Wire Wrapping Cord Ends
& Hook 'N Eye Closures

You'll need a pair of round nose pliers, wire cutters, and bent nose pliers. I used 18 Gauge Artistic® Wire for these components. You could use 20 gauge if you were only doing the cord ends, and not the hook part of the closure.

Step 1:

Cut a 13" length of wire for a hook-n-eye closure, or 10" for two cord ends. Run the wire through a jewelry polishing cloth or other soft cloth two or three times to harden the wire, and straighten it.

Step 2:

Using your round nose pliers, form a fairly large loop about 4" down the wire. The long end of the wire should be going straight down, and the 4" tail should be out of the side.

Instructions for using round nose pliers to make a loop can be found here.

Step 3:

Cut a necklace length of satin rattail cord, leather cord, or other cording. Leaving about 1/2" of cord sticking out, grip the cord and loop firmly, and start to wire wrap around both the cord and the center wire.

Step 4:

Make sure your wire wrapping is nice and tight. I push the wire firmly with my thumb to exert the maximum pressure and tension. This wire wrapping is what will hold your cord in place. Wrap four or five loops around the cord and center wire.

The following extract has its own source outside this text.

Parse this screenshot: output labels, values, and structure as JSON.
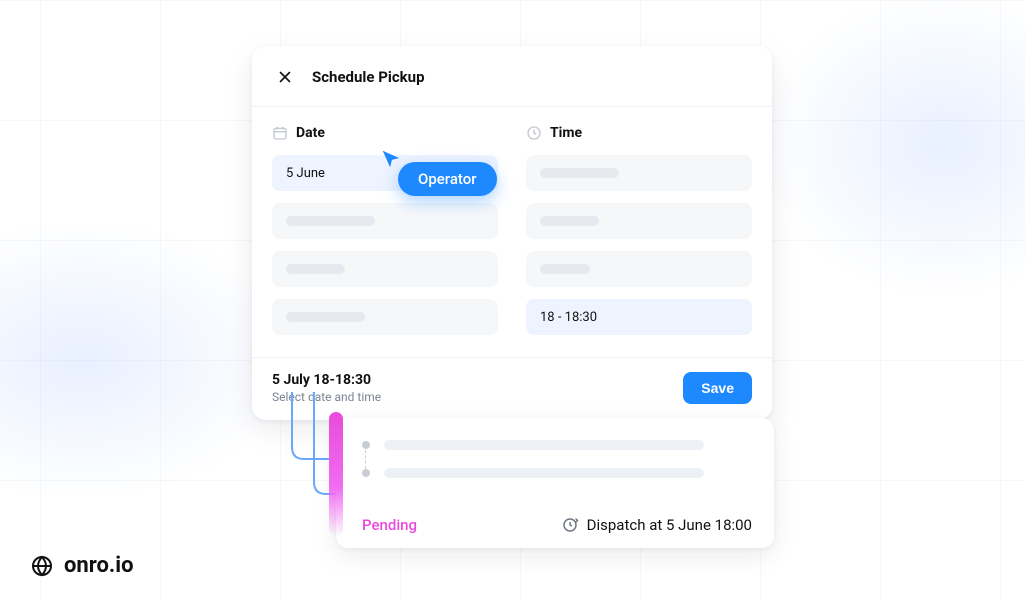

Instructions for wire wrapping can be found here.

Step 5:

Using your wire cutters, snip the piece of wire running down the center. Continue to wire wrap one or two more loops to cover up the rough end. Use a little less pressure and tension with your wrapping after you have wrapped past the snipped end of the center wire. With some practice you'll be able to adjust the tension so perfectly that your wire-wrapped coil will be perfectly even on the ouside, even though the volume of material you're coiling the wire around changes where the wire ended.

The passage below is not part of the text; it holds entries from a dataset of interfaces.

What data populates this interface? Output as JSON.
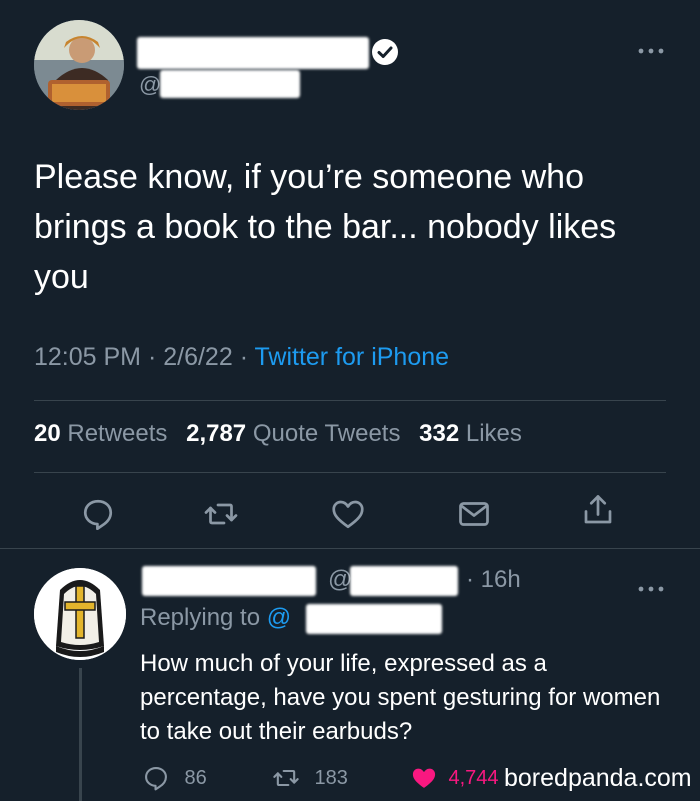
{
  "tweet": {
    "handle_prefix": "@",
    "menu_icon": "more-horizontal-icon",
    "text": "Please know, if you’re someone who brings a book to the bar... nobody likes you",
    "time": "12:05 PM",
    "sep1": " · ",
    "date": "2/6/22",
    "sep2": " · ",
    "source": "Twitter for iPhone",
    "stats": {
      "retweets_count": "20",
      "retweets_label": "Retweets",
      "quotes_count": "2,787",
      "quotes_label": "Quote Tweets",
      "likes_count": "332",
      "likes_label": "Likes"
    },
    "actions": [
      "reply-icon",
      "retweet-icon",
      "like-icon",
      "share-dm-icon",
      "share-icon"
    ]
  },
  "reply": {
    "at": "@",
    "time_sep": "·",
    "time": "16h",
    "replying_prefix": "Replying to ",
    "replying_handle": "@",
    "text": "How much of your life, expressed as a percentage, have you spent gesturing for women to take out their earbuds?",
    "reply_count": "86",
    "retweet_count": "183",
    "like_count": "4,744",
    "like_color": "#f91880"
  },
  "watermark": {
    "text": "boredpanda.com"
  },
  "colors": {
    "background": "#15202b",
    "secondary_text": "#8b98a5",
    "link": "#1d9bf0",
    "divider": "#38444d"
  }
}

Step 6:

When you've got six or seven complete coils, snip the extra wire off.

Step 7:

Snip the 1/2" of extra cord sticking out the "eye" end of your component. Be very careful that you don't cut the loop itself. Be sure to test your first couple of tries to make sure the cord is securely wrapped. If it comes out - try again using more tension (and maybe an extra coil) to make a tighter fitting end.

If you just want cord ends, then repeat with your left over wire on the other end of the cord.

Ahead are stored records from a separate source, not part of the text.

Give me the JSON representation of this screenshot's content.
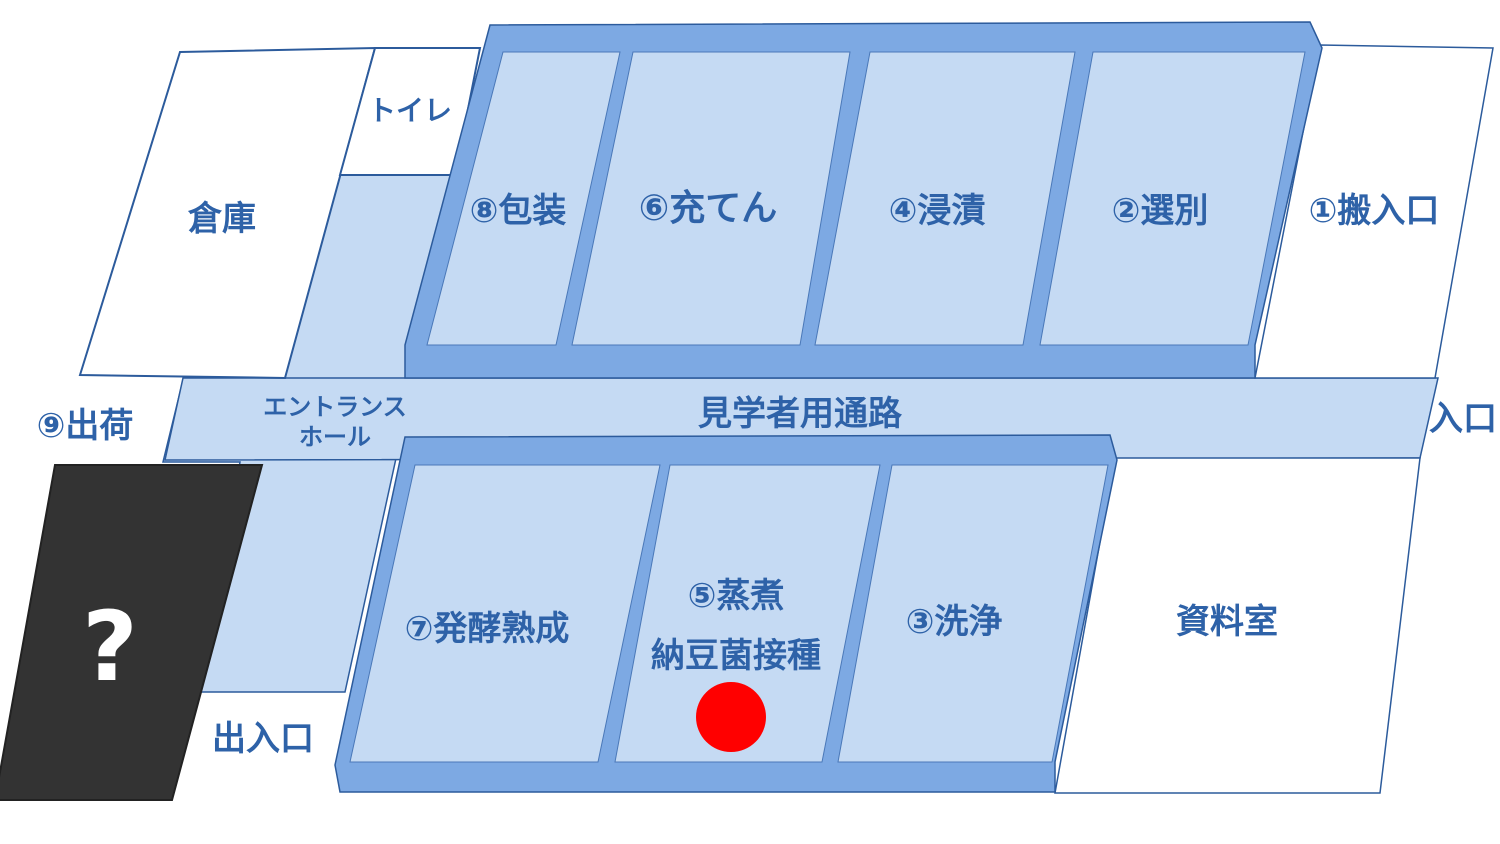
{
  "floor_map": {
    "rooms": {
      "warehouse": "倉庫",
      "toilet": "トイレ",
      "receiving": "①搬入口",
      "sorting": "②選別",
      "washing": "③洗浄",
      "soaking": "④浸漬",
      "steaming_label_1": "⑤蒸煮",
      "steaming_label_2": "納豆菌接種",
      "filling": "⑥充てん",
      "fermentation": "⑦発酵熟成",
      "packaging": "⑧包装",
      "shipping": "⑨出荷",
      "archive": "資料室",
      "entrance_hall_1": "エントランス",
      "entrance_hall_2": "ホール",
      "visitor_passage": "見学者用通路",
      "entrance_right": "入口",
      "entrance_exit": "出入口",
      "mystery": "?"
    },
    "current_location_marker": "⑤蒸煮 納豆菌接種",
    "colors": {
      "label": "#2e62a8",
      "corridor": "#c5daf3",
      "wall": "#7da9e3",
      "outline": "#2c5b9c",
      "marker": "#ff0000",
      "mystery_fill": "#333333"
    }
  }
}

Congratulations! You've finished one end of your cord. If you want to add beads, or a bail, or a pendant that won't fit over your cord end, be sure to add them before you wire wrap the other end.

Step 8:

To make the hook, you should have about 8" of wire left over from making the eye (steps 1-7). Using your round nose pliers, gently bend the wire at a point about 3" up the wire.

Step 9:

Bend the wire all the way around as shown. You can very, very lightly squeeze the top of the U to shape the wire, with your round nose pliers.

Step 10:

Leaving about 1 1/4" of the two-wire U-shaped loop, bend the LONGER wire out at a 90 degree angle with the round nose pliers, as shown.

Step 11:

Grip the U-shaped loop just above the bend, and the cord, with the bent nose pliers.

Step 12:

Holding the wire very firmly, make four-five very tight coils around the central wire and the cord. Remember to wire wrap very firmly and tightly - it is this pressure that holds the cord in place.

Step 13:

Snip the central wire, and make another one or two coils around the cord to cover the rough end of the snipped wire. Use less tension on these loops to give your coiling a neat, even appearance.

Step 14:

This step is optional! I like to gently flatten the hook using a steel bench block and a chasing hammer.

Step 15:

This is a matter of asthetics (and tools on hand) - I just enjoy the flattened look better.

Step 16:

Using the round nose pliers, gently bend the wire loop as shown.

Step 17:

If you've hammered the wire to flatten it, you'll need to use a little more muscles to bend it - the hammering hardens the wire. It isn't hard, just takes a little more umph than you'd expect.

Step 18:

If you flattened the U-shaped loop, don't forget to flatten the "eye" side of the cord, too.

Inspect your work. Any little irregularities in the coiling can be smoothed away with a very gentle hand on the bent nose pliers.